Collect each line of the records containing the string "Arizona".
==== Input data
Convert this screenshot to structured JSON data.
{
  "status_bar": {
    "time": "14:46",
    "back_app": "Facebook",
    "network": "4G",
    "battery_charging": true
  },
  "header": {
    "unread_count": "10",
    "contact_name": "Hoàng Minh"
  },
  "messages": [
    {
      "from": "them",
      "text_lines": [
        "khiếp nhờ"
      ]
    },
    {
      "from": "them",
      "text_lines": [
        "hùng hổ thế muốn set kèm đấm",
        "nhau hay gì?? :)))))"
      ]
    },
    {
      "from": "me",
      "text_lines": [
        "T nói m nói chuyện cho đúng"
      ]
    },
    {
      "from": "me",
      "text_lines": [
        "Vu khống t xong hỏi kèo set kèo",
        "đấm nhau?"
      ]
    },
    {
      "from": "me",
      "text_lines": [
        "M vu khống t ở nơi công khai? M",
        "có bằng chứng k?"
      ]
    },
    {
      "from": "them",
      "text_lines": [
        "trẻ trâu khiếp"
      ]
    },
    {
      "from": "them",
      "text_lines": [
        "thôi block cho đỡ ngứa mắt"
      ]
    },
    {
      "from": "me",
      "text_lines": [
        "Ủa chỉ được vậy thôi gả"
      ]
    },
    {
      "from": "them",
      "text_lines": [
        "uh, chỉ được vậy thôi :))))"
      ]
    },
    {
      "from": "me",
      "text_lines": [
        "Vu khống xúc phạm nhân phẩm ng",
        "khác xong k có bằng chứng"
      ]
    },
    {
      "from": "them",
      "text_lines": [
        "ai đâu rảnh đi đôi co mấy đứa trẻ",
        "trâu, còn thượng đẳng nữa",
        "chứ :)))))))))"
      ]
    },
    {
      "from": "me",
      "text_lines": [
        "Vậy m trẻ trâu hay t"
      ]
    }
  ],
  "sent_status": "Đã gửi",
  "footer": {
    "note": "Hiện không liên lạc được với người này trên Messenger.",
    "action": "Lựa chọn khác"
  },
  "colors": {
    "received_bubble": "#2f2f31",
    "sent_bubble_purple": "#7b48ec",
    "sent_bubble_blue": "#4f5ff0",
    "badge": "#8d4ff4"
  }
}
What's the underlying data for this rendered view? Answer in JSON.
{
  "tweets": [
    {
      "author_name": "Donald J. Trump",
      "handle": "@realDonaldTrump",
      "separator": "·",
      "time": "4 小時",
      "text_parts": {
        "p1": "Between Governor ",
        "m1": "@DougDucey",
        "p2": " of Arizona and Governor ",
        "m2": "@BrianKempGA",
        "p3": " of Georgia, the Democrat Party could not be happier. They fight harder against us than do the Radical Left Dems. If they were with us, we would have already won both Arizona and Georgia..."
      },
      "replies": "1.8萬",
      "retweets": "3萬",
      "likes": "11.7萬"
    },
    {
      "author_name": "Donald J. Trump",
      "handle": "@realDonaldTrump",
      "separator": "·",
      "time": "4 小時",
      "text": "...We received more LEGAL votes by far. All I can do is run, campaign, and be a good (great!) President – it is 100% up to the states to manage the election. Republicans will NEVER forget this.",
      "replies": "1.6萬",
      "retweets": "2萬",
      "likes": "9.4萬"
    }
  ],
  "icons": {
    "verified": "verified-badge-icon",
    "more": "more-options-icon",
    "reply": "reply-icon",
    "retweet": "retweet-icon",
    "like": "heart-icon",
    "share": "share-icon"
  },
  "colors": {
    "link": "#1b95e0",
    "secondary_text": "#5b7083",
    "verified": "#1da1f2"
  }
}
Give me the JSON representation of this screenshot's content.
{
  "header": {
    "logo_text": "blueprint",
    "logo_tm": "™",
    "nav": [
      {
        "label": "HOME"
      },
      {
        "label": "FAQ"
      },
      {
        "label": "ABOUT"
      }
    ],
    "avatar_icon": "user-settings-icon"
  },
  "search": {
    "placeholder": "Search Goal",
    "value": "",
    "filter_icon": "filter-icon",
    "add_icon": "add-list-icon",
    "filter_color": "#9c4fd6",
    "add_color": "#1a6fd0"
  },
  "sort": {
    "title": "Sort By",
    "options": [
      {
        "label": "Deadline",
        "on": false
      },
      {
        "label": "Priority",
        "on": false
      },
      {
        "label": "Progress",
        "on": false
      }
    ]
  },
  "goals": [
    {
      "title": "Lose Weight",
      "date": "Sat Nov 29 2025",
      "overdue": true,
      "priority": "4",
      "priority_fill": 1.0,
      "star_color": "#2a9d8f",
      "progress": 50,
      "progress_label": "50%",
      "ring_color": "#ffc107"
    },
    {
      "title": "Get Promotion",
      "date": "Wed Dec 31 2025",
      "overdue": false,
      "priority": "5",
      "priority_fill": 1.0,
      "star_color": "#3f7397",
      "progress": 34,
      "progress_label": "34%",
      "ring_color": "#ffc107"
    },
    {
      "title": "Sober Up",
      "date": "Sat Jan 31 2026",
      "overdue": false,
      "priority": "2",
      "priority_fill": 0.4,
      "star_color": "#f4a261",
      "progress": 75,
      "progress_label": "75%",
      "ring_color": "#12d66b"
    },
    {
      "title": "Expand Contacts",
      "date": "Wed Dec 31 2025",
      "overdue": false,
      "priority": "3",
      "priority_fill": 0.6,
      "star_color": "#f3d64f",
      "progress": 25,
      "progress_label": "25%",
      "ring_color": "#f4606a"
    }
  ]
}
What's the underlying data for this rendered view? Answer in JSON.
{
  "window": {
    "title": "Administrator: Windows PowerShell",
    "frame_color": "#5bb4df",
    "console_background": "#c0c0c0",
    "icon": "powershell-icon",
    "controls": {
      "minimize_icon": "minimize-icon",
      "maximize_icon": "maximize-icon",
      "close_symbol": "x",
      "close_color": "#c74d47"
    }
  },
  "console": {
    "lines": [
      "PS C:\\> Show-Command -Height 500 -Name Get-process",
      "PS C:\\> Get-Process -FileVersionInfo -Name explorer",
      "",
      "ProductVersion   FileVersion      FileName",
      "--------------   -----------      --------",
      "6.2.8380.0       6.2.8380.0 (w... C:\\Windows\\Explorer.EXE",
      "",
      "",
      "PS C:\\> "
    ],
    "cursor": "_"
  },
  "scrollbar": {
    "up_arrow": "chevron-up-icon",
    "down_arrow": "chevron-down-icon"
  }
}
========
■ **Exercise solution**
        "p2": " of Arizona and Governor ",
        "p3": " of Georgia, the Democrat Party could not be happier. They fight harder against us than do the Radical Left Dems. If they were with us, we would have already won both Arizona and Georgia..."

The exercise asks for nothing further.